The original façade of the train station shall be exposed again. Based on the existing structure of the façade, generous openings are proposed to connect the ground floor area with the entry plaza. The building shall serve as a central information point, providing documentation about the surrounding landscape and the Sieg Waterfall.

The area around Hoeffers Pond is characterized by a very dense woodland. Restrained woodland clearing and felling of large branches should restore visual relationships between the railway embankment, the swampy outlet of the Sieg, and the Copperworks Station Cultural Center.

The existing circular pavilion with views of the Sieg Waterfall will be replaced. The new pavilion offers a greater number of visitors the opportunity to simulatneuosly enjoy views of the waterfall. The slightly curved geometry of the building refers to the hilly topography on the opposite side of the river.

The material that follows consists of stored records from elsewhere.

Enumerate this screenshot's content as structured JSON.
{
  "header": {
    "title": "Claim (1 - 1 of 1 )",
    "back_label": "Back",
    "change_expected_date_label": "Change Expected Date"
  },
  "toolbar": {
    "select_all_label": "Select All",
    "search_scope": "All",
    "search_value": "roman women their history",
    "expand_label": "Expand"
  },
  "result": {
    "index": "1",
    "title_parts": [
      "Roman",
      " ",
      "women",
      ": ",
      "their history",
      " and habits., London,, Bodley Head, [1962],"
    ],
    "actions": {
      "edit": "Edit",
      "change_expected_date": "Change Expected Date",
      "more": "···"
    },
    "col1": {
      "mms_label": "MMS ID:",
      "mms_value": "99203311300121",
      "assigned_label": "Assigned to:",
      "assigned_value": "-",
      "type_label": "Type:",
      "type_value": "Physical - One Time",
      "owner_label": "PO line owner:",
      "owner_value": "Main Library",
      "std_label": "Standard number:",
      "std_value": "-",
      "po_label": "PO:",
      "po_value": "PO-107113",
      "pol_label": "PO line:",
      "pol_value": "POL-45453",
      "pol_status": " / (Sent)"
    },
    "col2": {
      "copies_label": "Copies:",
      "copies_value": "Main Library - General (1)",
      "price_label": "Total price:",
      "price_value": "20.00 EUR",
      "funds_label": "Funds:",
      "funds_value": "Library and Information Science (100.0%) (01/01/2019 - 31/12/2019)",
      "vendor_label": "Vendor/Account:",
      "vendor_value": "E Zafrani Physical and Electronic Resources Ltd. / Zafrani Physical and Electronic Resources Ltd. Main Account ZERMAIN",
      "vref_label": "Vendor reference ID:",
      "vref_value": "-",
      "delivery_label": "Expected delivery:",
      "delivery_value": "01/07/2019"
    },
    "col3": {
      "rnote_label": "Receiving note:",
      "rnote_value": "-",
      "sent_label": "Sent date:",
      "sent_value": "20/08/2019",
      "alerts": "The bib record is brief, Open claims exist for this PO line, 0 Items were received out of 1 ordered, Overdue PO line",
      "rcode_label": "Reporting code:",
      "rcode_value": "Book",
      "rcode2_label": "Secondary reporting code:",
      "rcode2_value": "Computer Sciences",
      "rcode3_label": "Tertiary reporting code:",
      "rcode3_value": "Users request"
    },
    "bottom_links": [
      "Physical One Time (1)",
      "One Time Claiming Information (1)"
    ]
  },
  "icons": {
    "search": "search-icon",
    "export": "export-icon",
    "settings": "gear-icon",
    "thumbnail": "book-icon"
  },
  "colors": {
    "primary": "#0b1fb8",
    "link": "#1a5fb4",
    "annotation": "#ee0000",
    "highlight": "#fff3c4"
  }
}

The human elements in the landscape surrounding the Sieg Waterfall accentuate and define the special places. For the most part, they give visitors the opportunity to depart the terrestrial topography – via balconies, bridges, or belvederes – and thus experience the landscape from a different perspective. Some of these places are already visually connected. To complement the visual network between the railway bridge and the Elmore Street Bridge, an outlook plateau is planned on the southeast side of the river.

The plaza in front of the Copperworks Cultural Center runs parallel to the contour of the hall building in three different spatial-functional segments, which may be distinguished by their different pavements and borders.

The difference in height between the existing hall and the plaza will be incorporated in the area at the base of the building. The hall building, crane runway, existing wooden pavilion and new tourist information pavilion will be tied together as one ensemble through a common pavement design. The relocation of the information pavilion to Schoenecker Way will give the building a stronger presence along the planned Sieg Valley Bike Trail.

ClientGemeinde Windeck
CooperationGinsberg Ingenieurbüro
RMP Landschaftsarchitekten
Carl Ley Landschaftsbau
Area1. BA 5,0 ha, 2. BA 3,3 ha
Realization1.BA 2013, 2. BA 2014
PhasesLp 2-8
TagsWaterfront, Green Space, Object, Green-Corridor, Framework-Planning, Realization